### EXERCISE GOAL
When a line in the entries contains the word "Swatches", copy that line in full.

### DATA LISTING
======

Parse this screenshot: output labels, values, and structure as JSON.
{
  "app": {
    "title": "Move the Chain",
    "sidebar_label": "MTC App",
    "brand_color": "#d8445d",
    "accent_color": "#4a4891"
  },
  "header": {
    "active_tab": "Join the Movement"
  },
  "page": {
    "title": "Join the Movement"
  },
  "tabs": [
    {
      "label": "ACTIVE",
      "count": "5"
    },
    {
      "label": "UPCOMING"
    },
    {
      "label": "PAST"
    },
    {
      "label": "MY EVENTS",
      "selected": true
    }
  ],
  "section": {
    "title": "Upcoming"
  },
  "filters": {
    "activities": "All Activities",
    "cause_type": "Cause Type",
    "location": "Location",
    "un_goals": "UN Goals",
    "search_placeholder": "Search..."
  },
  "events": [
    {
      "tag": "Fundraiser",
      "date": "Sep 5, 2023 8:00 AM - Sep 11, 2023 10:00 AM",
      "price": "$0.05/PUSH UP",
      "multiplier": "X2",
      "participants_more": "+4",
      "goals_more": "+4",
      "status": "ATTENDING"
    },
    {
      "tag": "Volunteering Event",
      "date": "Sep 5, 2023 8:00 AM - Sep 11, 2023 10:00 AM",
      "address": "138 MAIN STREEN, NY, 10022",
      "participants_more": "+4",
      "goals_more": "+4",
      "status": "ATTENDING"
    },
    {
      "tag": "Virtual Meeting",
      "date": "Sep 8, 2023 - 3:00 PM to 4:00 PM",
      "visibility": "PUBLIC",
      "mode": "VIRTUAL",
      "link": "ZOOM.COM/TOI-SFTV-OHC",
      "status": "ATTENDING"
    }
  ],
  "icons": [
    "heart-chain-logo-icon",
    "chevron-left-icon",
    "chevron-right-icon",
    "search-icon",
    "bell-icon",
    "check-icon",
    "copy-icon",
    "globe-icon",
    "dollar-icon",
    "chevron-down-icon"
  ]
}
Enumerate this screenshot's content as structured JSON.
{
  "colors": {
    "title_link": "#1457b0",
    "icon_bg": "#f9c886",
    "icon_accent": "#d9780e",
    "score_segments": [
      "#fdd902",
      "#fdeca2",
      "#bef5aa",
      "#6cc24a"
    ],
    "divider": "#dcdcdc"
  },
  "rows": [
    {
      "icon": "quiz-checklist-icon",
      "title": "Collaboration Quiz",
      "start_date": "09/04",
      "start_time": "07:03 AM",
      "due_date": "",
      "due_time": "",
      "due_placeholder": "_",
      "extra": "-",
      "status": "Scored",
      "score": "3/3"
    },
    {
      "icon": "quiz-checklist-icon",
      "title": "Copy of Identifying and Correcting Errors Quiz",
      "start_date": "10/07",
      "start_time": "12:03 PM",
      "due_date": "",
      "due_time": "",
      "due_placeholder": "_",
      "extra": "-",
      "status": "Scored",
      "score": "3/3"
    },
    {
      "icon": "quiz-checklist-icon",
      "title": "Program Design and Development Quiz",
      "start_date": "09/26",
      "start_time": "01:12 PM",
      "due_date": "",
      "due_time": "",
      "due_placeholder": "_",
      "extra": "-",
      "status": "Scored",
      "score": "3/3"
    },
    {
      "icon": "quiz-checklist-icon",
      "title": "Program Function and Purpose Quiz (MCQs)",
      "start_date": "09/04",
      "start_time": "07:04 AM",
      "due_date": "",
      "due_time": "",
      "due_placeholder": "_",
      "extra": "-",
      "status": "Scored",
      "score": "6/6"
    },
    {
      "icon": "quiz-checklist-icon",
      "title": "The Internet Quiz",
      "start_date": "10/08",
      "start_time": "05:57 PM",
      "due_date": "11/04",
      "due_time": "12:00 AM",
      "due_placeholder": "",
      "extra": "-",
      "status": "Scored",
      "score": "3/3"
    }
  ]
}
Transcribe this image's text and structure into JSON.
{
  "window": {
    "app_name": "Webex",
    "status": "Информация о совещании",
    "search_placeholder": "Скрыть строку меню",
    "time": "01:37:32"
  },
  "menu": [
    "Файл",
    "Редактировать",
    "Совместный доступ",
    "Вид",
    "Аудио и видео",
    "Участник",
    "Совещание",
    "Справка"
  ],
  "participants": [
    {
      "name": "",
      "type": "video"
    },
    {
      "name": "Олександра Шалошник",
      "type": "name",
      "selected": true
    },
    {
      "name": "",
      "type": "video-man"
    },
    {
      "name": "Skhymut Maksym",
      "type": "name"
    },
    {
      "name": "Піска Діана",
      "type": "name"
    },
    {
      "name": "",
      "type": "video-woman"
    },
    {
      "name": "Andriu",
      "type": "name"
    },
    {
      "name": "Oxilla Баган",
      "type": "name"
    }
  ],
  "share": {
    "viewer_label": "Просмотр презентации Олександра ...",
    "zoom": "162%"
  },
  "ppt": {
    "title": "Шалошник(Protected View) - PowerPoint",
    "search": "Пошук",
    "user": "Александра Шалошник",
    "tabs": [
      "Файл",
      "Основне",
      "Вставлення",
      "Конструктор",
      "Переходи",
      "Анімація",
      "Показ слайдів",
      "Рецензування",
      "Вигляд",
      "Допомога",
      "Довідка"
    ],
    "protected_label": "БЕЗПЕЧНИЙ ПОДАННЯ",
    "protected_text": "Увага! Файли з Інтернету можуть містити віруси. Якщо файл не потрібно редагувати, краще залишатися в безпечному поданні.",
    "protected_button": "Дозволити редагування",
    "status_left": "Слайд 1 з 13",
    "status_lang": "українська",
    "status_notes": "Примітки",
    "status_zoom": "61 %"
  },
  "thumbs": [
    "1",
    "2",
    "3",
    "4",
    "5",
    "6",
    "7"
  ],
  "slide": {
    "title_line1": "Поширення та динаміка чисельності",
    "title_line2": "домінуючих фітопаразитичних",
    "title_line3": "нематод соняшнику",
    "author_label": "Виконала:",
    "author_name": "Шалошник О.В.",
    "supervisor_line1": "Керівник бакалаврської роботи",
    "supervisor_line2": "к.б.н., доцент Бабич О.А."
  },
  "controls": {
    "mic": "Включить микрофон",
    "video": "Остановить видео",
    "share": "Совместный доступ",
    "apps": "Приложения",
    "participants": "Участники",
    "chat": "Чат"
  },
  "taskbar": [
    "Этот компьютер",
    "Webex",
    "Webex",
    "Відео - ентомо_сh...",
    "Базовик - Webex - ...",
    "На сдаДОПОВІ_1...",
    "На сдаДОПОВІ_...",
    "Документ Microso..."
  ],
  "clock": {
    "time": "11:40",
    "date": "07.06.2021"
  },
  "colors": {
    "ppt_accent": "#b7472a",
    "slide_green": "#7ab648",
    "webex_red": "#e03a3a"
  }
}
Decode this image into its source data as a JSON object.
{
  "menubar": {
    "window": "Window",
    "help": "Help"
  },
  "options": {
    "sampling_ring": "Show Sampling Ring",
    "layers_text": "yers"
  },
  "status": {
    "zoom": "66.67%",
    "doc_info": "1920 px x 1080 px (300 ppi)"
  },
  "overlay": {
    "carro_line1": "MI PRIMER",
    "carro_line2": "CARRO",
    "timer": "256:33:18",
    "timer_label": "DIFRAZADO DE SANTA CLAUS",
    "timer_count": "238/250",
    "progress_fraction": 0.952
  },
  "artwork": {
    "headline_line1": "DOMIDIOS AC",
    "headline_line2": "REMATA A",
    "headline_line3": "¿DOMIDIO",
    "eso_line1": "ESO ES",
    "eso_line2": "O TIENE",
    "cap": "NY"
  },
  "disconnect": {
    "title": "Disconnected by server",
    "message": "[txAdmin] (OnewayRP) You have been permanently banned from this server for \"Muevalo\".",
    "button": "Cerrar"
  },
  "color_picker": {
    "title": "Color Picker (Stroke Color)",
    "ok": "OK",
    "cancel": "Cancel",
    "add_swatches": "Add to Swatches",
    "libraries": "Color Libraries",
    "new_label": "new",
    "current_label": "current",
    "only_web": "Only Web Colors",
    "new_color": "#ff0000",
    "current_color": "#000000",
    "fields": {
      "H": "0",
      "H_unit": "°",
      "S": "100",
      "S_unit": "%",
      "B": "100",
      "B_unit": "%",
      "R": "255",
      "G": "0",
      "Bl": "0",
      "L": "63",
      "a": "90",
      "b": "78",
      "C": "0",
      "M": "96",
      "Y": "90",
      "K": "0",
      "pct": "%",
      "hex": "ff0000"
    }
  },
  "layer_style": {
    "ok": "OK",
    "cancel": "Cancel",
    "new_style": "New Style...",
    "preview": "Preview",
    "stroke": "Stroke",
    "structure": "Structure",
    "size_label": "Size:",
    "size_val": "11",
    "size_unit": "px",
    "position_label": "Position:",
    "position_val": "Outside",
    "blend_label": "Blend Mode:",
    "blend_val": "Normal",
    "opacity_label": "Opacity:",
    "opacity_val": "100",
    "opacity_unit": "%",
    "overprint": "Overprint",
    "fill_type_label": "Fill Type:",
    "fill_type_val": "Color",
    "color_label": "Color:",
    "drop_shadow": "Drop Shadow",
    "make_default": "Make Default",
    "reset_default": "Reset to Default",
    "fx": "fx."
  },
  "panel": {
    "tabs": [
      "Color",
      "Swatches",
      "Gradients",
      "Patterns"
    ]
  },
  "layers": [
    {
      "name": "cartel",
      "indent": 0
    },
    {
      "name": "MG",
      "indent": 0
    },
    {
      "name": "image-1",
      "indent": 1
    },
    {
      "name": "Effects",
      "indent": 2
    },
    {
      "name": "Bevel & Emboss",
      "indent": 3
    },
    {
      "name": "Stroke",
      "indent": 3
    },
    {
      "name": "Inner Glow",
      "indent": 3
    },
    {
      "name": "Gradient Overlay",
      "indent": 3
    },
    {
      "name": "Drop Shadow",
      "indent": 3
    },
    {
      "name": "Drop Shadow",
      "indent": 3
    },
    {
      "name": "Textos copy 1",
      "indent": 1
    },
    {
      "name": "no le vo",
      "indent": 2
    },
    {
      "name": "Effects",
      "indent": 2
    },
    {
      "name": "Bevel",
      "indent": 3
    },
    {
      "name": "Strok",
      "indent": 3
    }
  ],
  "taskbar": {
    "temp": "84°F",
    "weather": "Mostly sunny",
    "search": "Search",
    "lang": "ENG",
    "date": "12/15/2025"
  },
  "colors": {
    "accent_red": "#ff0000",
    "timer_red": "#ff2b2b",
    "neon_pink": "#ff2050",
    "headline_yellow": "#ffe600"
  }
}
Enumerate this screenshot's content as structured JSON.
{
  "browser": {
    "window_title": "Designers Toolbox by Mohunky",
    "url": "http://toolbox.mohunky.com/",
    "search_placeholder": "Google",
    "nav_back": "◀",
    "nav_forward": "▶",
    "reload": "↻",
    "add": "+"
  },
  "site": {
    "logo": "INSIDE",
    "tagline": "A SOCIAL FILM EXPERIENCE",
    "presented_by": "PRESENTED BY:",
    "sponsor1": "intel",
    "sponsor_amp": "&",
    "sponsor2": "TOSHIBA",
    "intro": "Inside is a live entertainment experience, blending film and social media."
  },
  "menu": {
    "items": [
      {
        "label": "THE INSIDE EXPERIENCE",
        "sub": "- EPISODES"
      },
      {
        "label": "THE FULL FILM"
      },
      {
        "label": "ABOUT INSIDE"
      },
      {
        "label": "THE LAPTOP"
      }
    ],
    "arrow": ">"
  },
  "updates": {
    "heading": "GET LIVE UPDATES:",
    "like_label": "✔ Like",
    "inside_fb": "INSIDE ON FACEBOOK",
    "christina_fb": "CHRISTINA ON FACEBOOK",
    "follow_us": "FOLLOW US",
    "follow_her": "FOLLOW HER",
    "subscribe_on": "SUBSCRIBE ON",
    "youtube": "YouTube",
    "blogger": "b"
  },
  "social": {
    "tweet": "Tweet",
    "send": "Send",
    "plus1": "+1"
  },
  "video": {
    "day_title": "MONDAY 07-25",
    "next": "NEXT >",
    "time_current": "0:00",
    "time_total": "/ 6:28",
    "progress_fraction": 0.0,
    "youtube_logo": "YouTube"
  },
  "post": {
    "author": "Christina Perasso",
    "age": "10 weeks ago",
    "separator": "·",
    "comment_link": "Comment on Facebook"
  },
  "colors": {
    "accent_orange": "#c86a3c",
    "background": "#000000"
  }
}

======

### TASK RESULT
    "add_swatches": "Add to Swatches",
      "Swatches",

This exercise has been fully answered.